Tad O'Malley, I think, is being misunderstood as a Glenn Beck stand-in, when he's clearly an Alex Jones stand-in. The rhetoric and topics are exactly the same (i.e. mostly guns and FEMA camps, and btw people should remember FEMA from Fight The Future). Alex Jones does rail against "liberals" in the same passing way that Tad O'Malley does. However, he also goes out of his way to argue that the conservative/liberal binary is in some ways a distracting illusion — that those with the most power are in fact mostly allied and interested in global power in the same way.
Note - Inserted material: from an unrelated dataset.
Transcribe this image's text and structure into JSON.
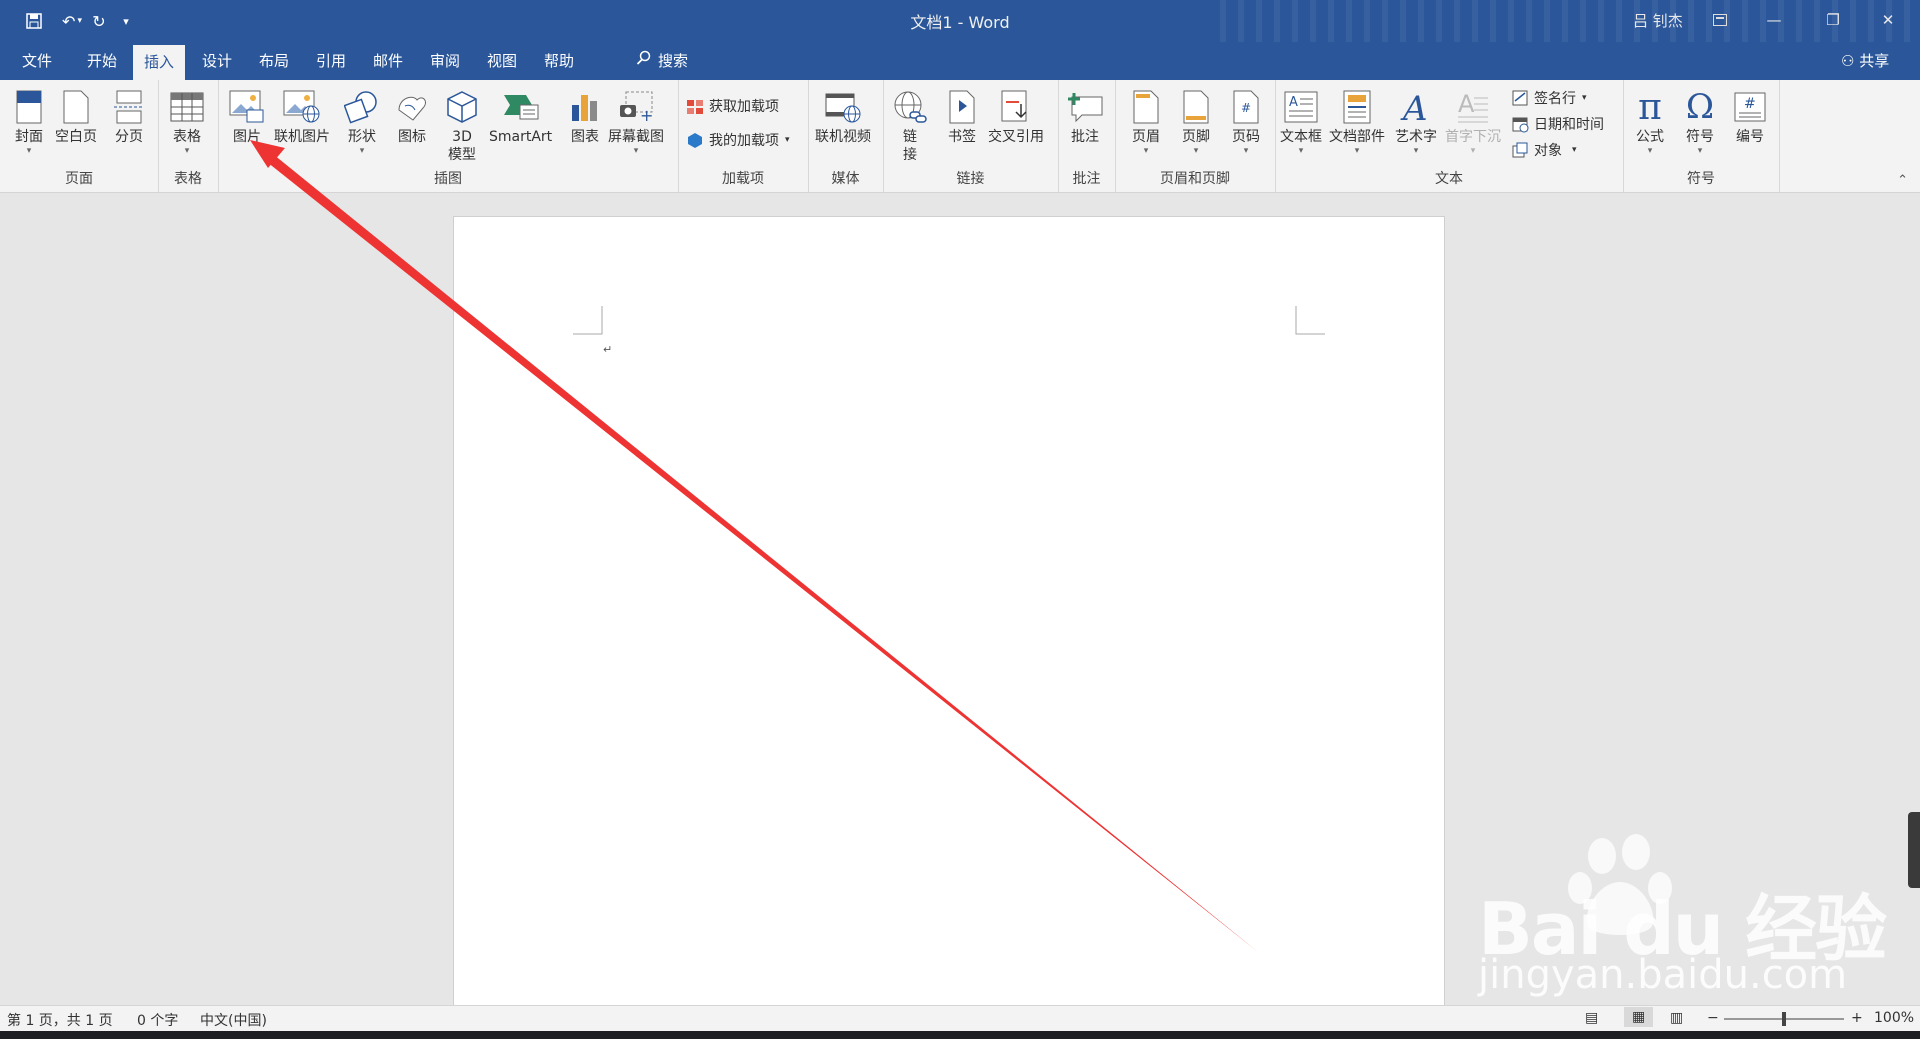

Which is probably one of the less crazy things that one can safely take away from Alex Jones.
Chris Carter has explicitly drawn inspiration from Alex Jones and the like since the beginning of the show, so this feels oddly traditional. Thematically it's rock-solid. It does stretch credulity, though, that one could get obscenely rich as a conspiracy theorist. Have him constantly trying to sell gold on the air, make him slightly pathetic, and it might have rung more true.
I've seen comments that Mulder is a tea partier now. Are people stupid? His first reaction to Tad O'Malley was that he was a "jackass." Mulder made him prove his conspiracy bonafides before he would even talk to him. Then he was happy to overlook a few differences of opinion in exchange for the obvious benefits of this relationship. Which is not the first time he's done that.
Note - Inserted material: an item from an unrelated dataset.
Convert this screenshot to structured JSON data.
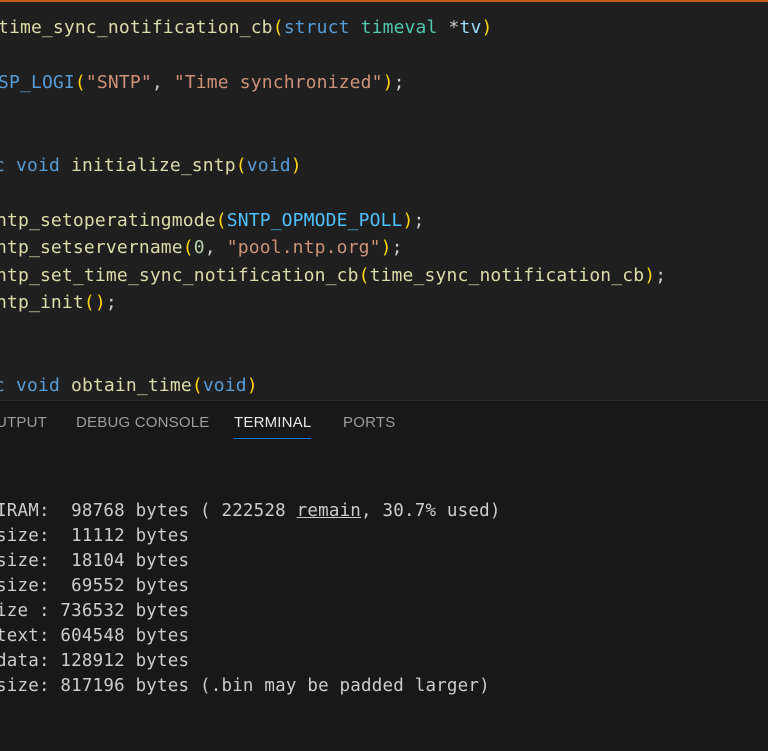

In any case, I was half-expecting to be disappointed by the premier, but I kind of loved it. It's just so deliciously dense. (Contrast that with the second movie.) It's like Chris Carter made a list of everything people enjoy about The X-Files and tried to fit it all in this episode.
The scene where Scully was yelling at Mulder, "you just want to believe!" etc. was a bit cringeworthy. But that is sincerely the only thing that bothered me. I am fairly confused by the negative and mixed reviews. Is this show really that subjective?
They mention at least twice that Mulder and Scully "had a child together." This is the first time the show has explicitly acknowledged that, right?
Also, is this the first time that Scully is explicitly acknowledging that aliens exist, or at least that alien DNA does?
I loved the abduction fakeout that turned into an assassination. A really beautiful and chilling illustration of human malevolence intermixing with alien technology. It was like a scene from Syriana if those guys had spacecraft in their arsenal. Pretty terrifying.
I'm not sure the X-Files mythology has ever had more potential. Seriously. I did not expect that out of this revival, but there it is. The whole thing feels more vital and relevant than ever, for obvious reasons. And the current events references, against all odds, totally worked for me. Even (or especially) the Obama clip. That was kind of genius.
I'm curious where the mythology is going and what exactly is considered settled. The show has grappled before with this question — is it aliens, or the government using alien technology, or some unholy combination? There were at least a couple early mythology episodes that brought this up, and "Jose Chung's From Outer Space" is all about it. Mulder seems to think he knows the answer now. This is characterized a little too much as an epiphany, almost like the question has never occurred to him before, but I can forgive that as an aid for new viewers.
Do we think Mulder is a little too confident about his hypothesis? Or is this officially the new direction? Either way, I'm excited.
CSM being alive is so completely absurd. In the finale, they went to great lengths to prove that he was 100% dead — showing flames shooting out of his skull, for example. I would have been totally on board if this was a clone, or if the other guy was a clone, but it's clearly the same person, who's been patched up and still has the neck hole. Since all of his flesh was burned off and his skeleton was incinerated by a missile, I'm not sure why that continuity was technically important. Unless that last scene was Mulder's dream or something, this is a flat-out retcon.